(Collection entries)
::::::::

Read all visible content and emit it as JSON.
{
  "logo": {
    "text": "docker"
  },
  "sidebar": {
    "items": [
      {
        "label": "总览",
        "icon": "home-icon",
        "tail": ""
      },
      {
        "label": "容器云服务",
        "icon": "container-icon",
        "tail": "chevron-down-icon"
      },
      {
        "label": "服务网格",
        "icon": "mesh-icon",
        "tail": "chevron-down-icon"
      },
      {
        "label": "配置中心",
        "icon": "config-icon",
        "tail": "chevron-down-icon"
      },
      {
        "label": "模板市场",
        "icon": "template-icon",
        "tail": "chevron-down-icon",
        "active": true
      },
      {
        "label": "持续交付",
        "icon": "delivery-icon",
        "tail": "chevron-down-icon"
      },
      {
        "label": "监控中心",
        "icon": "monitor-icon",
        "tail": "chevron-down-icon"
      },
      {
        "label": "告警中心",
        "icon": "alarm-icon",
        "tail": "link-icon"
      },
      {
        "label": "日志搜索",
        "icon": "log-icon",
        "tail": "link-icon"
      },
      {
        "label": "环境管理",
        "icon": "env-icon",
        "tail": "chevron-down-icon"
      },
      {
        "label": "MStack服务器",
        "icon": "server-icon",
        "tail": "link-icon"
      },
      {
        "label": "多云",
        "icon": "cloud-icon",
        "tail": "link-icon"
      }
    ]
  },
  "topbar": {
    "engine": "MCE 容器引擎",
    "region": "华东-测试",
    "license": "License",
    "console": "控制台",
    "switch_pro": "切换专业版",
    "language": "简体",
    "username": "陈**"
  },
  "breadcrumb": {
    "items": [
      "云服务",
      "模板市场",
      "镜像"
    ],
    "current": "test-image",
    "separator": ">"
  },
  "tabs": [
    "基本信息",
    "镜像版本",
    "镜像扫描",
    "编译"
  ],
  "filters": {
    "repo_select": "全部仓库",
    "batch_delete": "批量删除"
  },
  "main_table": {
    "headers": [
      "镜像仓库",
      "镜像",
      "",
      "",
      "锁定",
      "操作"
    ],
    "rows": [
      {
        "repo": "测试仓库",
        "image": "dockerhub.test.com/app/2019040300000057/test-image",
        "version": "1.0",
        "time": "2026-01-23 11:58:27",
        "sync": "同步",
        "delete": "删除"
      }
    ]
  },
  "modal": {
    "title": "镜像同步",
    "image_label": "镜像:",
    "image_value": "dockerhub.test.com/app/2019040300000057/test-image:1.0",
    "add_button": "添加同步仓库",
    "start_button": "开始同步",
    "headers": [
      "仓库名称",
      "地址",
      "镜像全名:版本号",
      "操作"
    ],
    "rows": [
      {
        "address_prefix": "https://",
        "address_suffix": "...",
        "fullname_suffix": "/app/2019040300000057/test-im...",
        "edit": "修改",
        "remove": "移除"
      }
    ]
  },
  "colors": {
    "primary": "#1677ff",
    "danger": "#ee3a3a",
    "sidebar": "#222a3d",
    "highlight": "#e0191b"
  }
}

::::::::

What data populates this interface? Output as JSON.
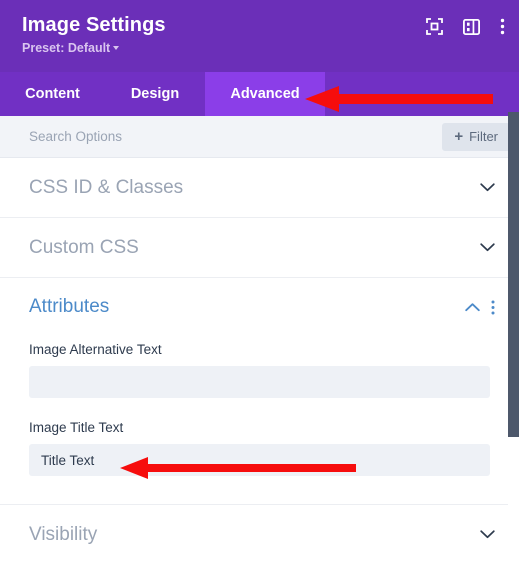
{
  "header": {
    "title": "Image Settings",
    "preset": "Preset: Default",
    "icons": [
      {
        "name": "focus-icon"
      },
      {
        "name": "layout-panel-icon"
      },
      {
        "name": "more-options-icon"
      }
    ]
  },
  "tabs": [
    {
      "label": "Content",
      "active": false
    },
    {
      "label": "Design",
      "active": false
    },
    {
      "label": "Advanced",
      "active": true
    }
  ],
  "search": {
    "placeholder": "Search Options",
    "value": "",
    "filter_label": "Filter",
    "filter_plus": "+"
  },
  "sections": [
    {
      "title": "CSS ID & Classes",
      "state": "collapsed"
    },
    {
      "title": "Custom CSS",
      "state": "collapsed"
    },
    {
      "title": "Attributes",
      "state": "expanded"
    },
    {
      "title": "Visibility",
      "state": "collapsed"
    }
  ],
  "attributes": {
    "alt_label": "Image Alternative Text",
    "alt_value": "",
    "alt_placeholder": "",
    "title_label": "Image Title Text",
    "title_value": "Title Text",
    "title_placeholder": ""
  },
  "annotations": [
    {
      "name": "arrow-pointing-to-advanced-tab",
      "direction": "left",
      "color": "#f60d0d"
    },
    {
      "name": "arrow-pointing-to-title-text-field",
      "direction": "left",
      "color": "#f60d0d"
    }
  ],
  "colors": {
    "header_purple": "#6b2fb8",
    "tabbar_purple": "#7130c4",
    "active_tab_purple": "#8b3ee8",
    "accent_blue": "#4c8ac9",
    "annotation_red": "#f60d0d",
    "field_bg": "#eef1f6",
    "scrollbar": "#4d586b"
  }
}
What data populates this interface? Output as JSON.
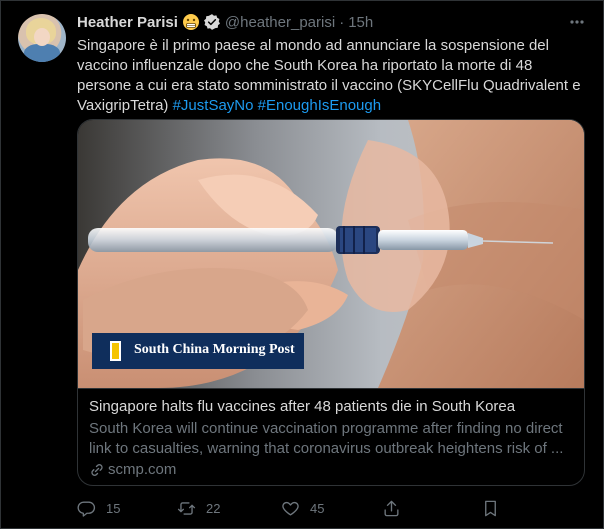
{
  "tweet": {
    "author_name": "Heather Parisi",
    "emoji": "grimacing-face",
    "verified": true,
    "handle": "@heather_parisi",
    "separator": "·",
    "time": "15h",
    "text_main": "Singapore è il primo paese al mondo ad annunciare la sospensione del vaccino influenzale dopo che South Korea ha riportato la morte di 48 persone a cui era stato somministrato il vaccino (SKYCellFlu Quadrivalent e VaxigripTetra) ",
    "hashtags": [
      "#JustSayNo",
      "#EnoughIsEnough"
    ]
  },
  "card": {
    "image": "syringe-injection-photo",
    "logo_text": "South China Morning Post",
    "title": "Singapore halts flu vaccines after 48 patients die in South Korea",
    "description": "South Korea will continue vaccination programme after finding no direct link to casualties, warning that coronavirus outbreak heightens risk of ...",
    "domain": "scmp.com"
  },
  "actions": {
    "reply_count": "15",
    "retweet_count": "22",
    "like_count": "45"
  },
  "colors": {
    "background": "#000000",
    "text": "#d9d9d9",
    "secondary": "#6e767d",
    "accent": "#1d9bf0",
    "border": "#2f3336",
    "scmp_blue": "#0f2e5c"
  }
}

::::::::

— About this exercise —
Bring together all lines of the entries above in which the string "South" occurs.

— Exercise solution —
    "text_main": "Singapore è il primo paese al mondo ad annunciare la sospensione del vaccino influenzale dopo che South Korea ha riportato la morte di 48 persone a cui era stato somministrato il vaccino (SKYCellFlu Quadrivalent e VaxigripTetra) ",
    "logo_text": "South China Morning Post",
    "title": "Singapore halts flu vaccines after 48 patients die in South Korea",
    "description": "South Korea will continue vaccination programme after finding no direct link to casualties, warning that coronavirus outbreak heightens risk of ...",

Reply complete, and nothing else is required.